Newly discovered emails suggest that the Biden administration may have exerted pressure on Facebook to address skepticism surrounding the COVID-19 vaccine. These findings arose from an examination of internal documents known as the Facebook Files, which were obtained by House Republicans and analyzed by independent journalist Michael Shellenberger’s Substack newsletter, Public.
According to these documents, Facebook’s Director of Strategic Response, Rosa Birch, resisted calls to censor vaccine-skeptic content. She expressed concerns that such actions would stifle free and open dialogue and contribute to suspicions of a cover-up. Birch emphasized the importance of maintaining an environment where discussions about vaccines can take place safely. However, her evidence-based argument was dismissed by the White House.
Emails from April 2021 reveal Birch’s correspondence with Facebook CEO Mark Zuckerberg and COO Sheryl Sandberg. In these emails, she discussed the pressure from external stakeholders, including the White House and the press, to remove more COVID-19 vaccine-discouraging content.
Similarly, Facebook’s President of Global Affairs, Nick Clegg, initially voiced reservations about the proposed censorship, citing potential limits on freedom of expression. However, Clegg later changed his stance, suggesting the need to reassess relations with the White House due to the gravity of the situation.
Media reports also played a role in shaping Facebook’s approach to censorship. For example, a New York Times article featuring a prominent vaccine skeptic led to intensified efforts to restrict the reach of his content. Additionally, an email from former White House official Andy Slavitt to Facebook discussed a tweet from an NBC News reporter advocating for increased censorship.
The Biden administration’s dependence on Facebook for managing vaccination campaigns sparked internal discussions. Facebook executive Aaron Berman expressed frustration with the administration’s narrative, criticizing it as politically driven and lacking factual basis. Berman also highlighted the vague definition of “misinformation.”
In another email exchange, Berman called out the administration for using Facebook as a scapegoat for its vaccination challenges, suggesting that blaming the company was convenient when efforts didn’t yield expected results.

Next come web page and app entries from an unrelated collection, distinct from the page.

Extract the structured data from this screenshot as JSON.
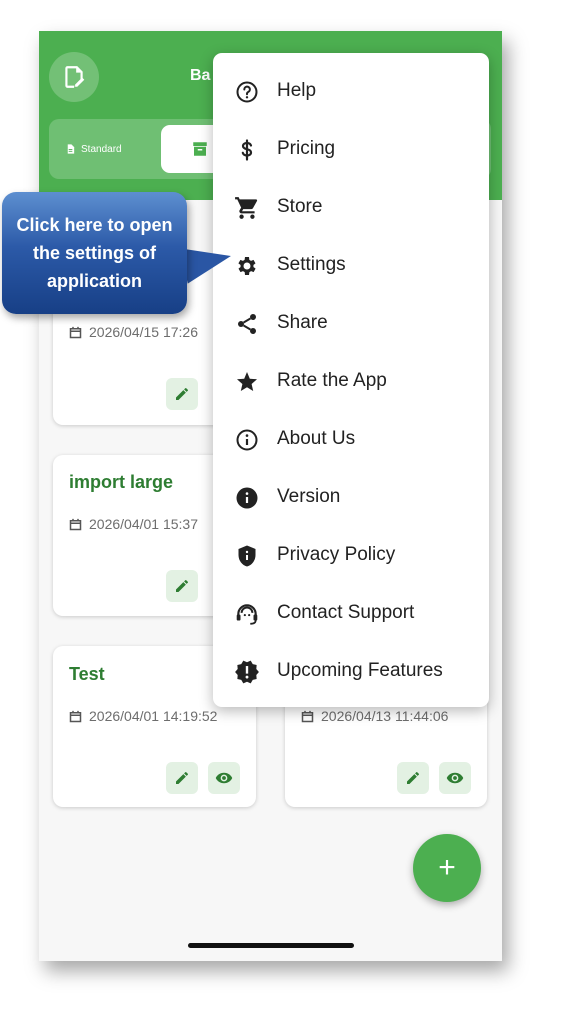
{
  "header": {
    "title_fragment": "Ba",
    "tabs": {
      "standard_label": "Standard"
    }
  },
  "cards": [
    {
      "title": "",
      "date": "2026/04/15 17:26"
    },
    {
      "title": "import large",
      "date": "2026/04/01 15:37"
    },
    {
      "title": "Test",
      "date": "2026/04/01 14:19:52"
    },
    {
      "title": "",
      "date": "2026/04/13 11:44:06"
    }
  ],
  "menu": {
    "items": [
      {
        "label": "Help",
        "icon": "help-circle-icon"
      },
      {
        "label": "Pricing",
        "icon": "dollar-icon"
      },
      {
        "label": "Store",
        "icon": "cart-icon"
      },
      {
        "label": "Settings",
        "icon": "gear-icon"
      },
      {
        "label": "Share",
        "icon": "share-icon"
      },
      {
        "label": "Rate the App",
        "icon": "star-icon"
      },
      {
        "label": "About Us",
        "icon": "info-outline-icon"
      },
      {
        "label": "Version",
        "icon": "info-filled-icon"
      },
      {
        "label": "Privacy Policy",
        "icon": "shield-icon"
      },
      {
        "label": "Contact Support",
        "icon": "support-agent-icon"
      },
      {
        "label": "Upcoming Features",
        "icon": "new-releases-icon"
      }
    ]
  },
  "callout": {
    "text": "Click here to open the settings of application"
  },
  "fab": {
    "symbol": "+"
  },
  "colors": {
    "primary": "#4caf50",
    "card_title": "#2e7d32",
    "callout_blue": "#2c5aa8"
  }
}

The pressure faced by Facebook from the White House may have been linked to a separate issue involving the tech giant’s European operations. Facebook encountered difficulties in transferring European user data to servers located in the United States. Clegg’s request for compliance with White House demands for censorship may have been motivated by broader concerns, including ongoing negotiations with the European Union regarding data privacy regulations.
These incidents culminated in a significant fine imposed on Facebook’s parent company, Meta, by EU regulators for violating privacy regulations. Subsequently, an “EU-US Data Privacy Framework” was announced, hinting at a potential reciprocal agreement between Facebook and the White House concerning censorship and collaboration with the European Union.